The overall effect of the story can be summed up in a conversation the narrator, David, has with Giovanni the night they meet. It's almost as if Giovanni has just finished reading Little Women and is giving the narrator a book report on it:

Giovanni placed himself before me again and began wiping the bar with a damp cloth. "The Americans are funny. You have a funny sense of time-- or perhaps you have no sense of time at all, I can't tell. Time always sounds like a parade chez vous, a triumphant parade, like armies with banners entering a town. As though, with enough time, and that would not need to be so very much for Americans, n'est-ce pas?" and he smiled, giving me a mocking look, but I said nothing. "Well then," he continued, "as though with enough time and all that fearful energy and virtue you people have, everything will be settled, solved, put in its place.
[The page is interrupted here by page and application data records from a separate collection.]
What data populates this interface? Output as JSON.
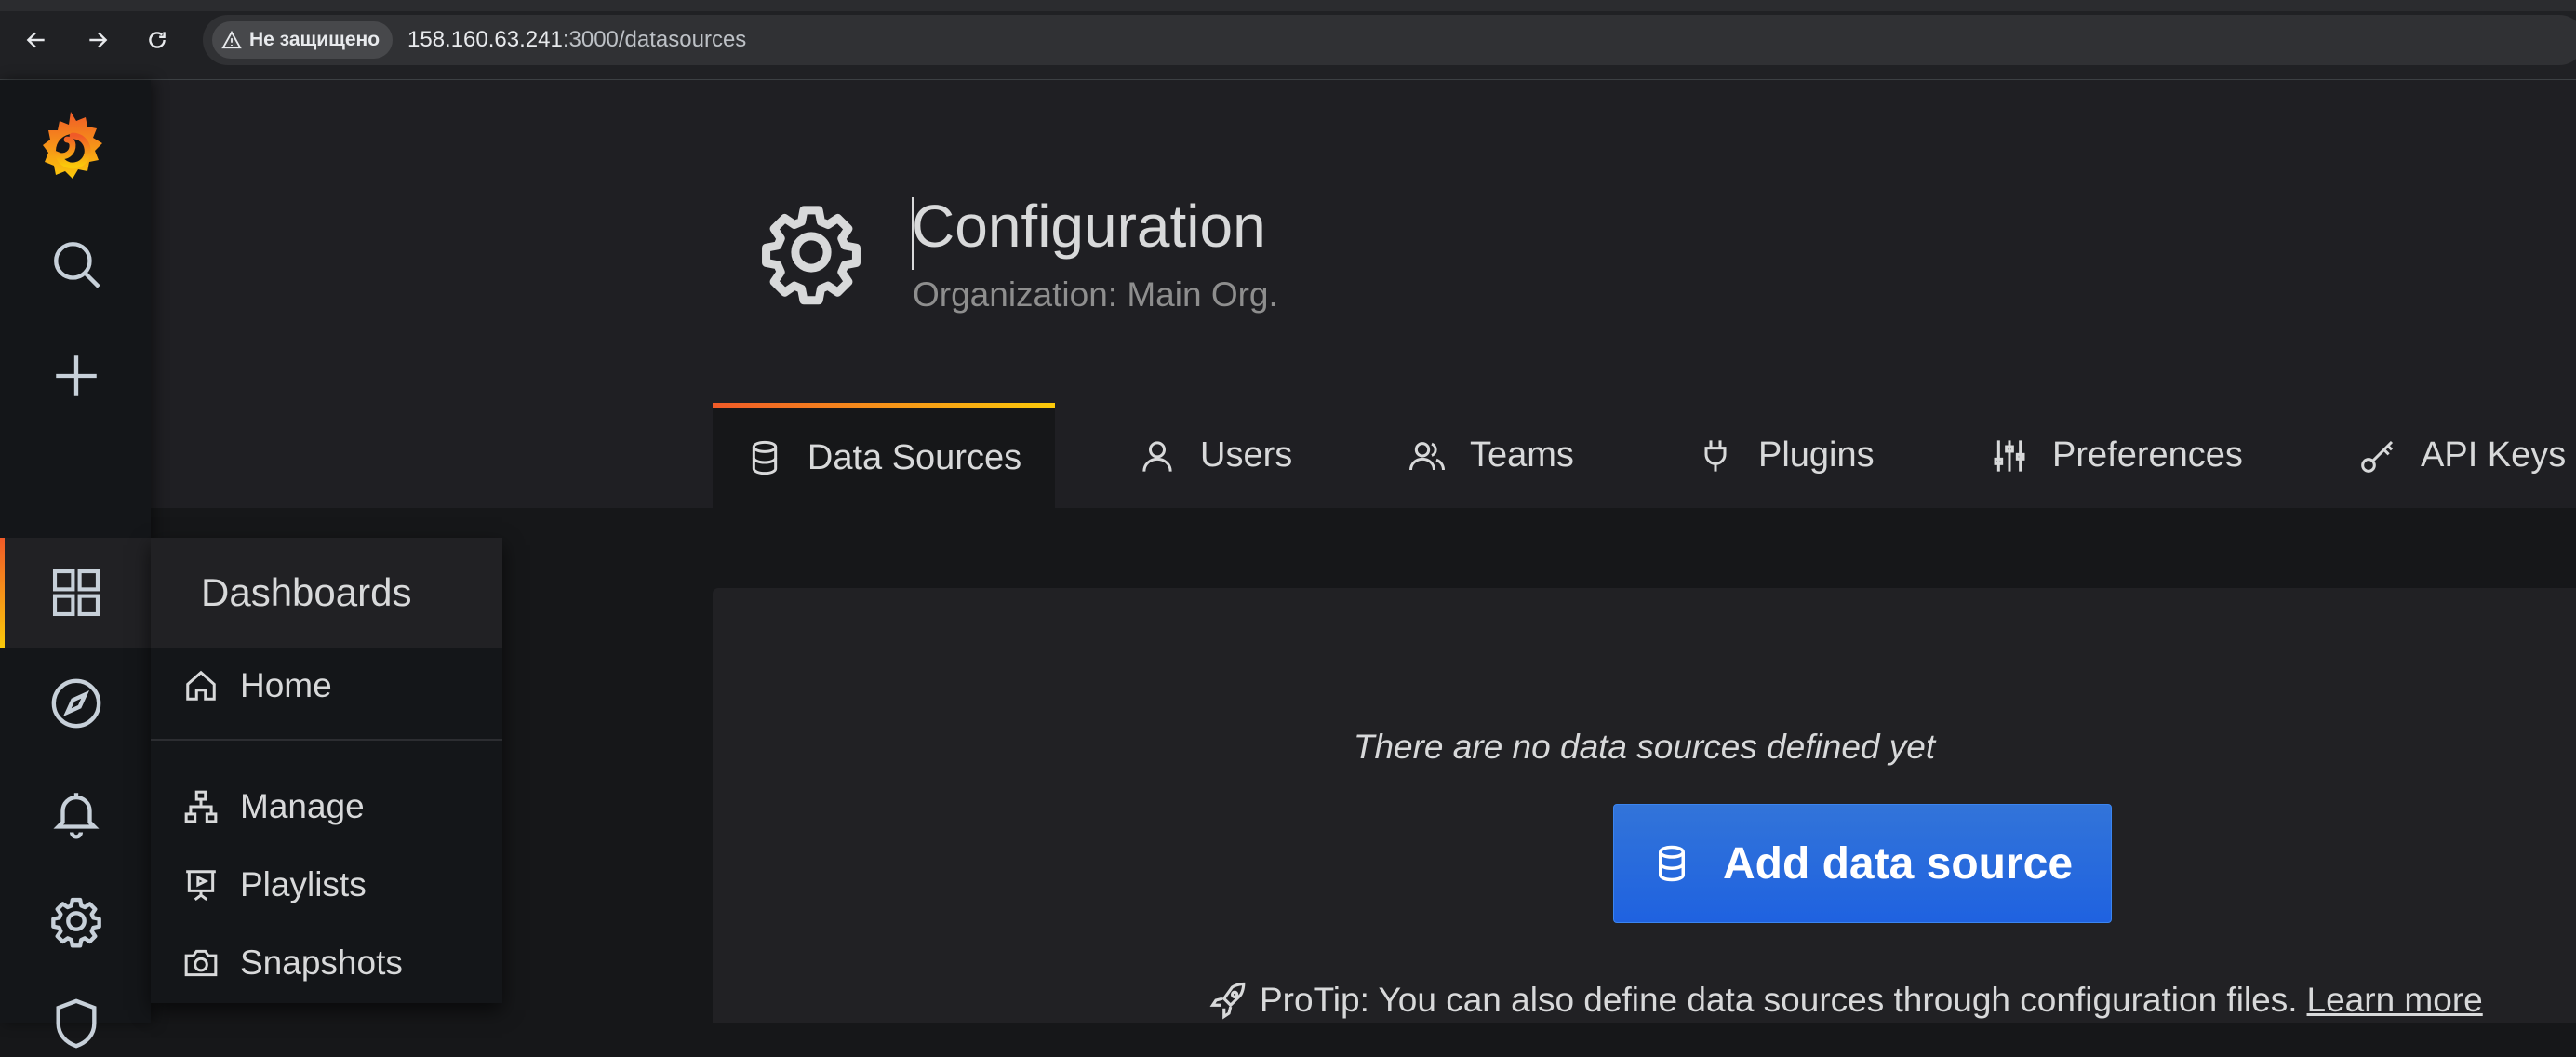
{
  "browser": {
    "security_label": "Не защищено",
    "url_host": "158.160.63.241",
    "url_path": ":3000/datasources"
  },
  "sidemenu": {
    "icons": [
      "grafana-logo-icon",
      "search-icon",
      "plus-icon",
      "dashboards-icon",
      "explore-icon",
      "bell-icon",
      "gear-icon",
      "shield-icon"
    ],
    "active": "dashboards"
  },
  "dashboards_menu": {
    "title": "Dashboards",
    "items": [
      {
        "label": "Home",
        "icon": "home-icon"
      },
      {
        "label": "Manage",
        "icon": "sitemap-icon"
      },
      {
        "label": "Playlists",
        "icon": "presentation-play-icon"
      },
      {
        "label": "Snapshots",
        "icon": "camera-icon"
      }
    ]
  },
  "page": {
    "title": "Configuration",
    "subtitle": "Organization: Main Org."
  },
  "tabs": [
    {
      "label": "Data Sources",
      "icon": "database-icon",
      "active": true
    },
    {
      "label": "Users",
      "icon": "user-icon"
    },
    {
      "label": "Teams",
      "icon": "users-icon"
    },
    {
      "label": "Plugins",
      "icon": "plug-icon"
    },
    {
      "label": "Preferences",
      "icon": "sliders-icon"
    },
    {
      "label": "API Keys",
      "icon": "key-icon"
    }
  ],
  "content": {
    "empty_message": "There are no data sources defined yet",
    "add_button_label": "Add data source",
    "protip_text": "ProTip: You can also define data sources through configuration files.",
    "learn_more_label": "Learn more"
  },
  "colors": {
    "accent_gradient_start": "#f05a28",
    "accent_gradient_end": "#fbca0a",
    "primary_button": "#3274d9",
    "background": "#161719"
  }
}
And when I say everything," he added, grimly, "I mean all the serious, dreadful things, like pain and death and love, in which you Americans do not believe."

"What makes you think we don't? And what do you believe?"

"I don't believe in this nonsense about time. Time is just common, it's like water for fish. Everybody's in this water, nobody gets out of it, or if he does the same thing happens to him that happens to the fish, he dies. And you know what happens in this water, time? The big fish eat the little fish. That's all. The big fish eat the little fish and the ocean doesn't care."


Ugh. Forget it.


Still preparing for Your Own Personal Alcatraz, mostly brainstorming, although tonight I had the pleasure of talking Jean-Michele's ears off about my latest ideas and terrors. But other than that, I've been rehearsing the following:

1. start writing something.
2. stop. space out. 
3. make more coffee.
4. facebook! so many status updates to comment on! 
5. check all blogs in existence to see if anyone's updated in the last three hours.
6. take computer to bedroom to write, for reals. write for like, fifteen minutes. stop.
7. take computer back to office to double check facebook and blogs. consider updating my own status to: Suzanne is getting motivated! or Suzanne is on it! or Suzanne is a writing machine!
8. instant messaging! fun for hours!
9. write in journal about how much i suck
10. rinse, repeat.

Tomorrow I will be a working machine. I will impress all the invisible judges in my room, they won't believe the output, the energy, the discipline and dedication. Tomorrow I will be in the groove, and 2009 will begin at last. If I write "2009 has begun at last" as my status update, you'll know what I'm talking about.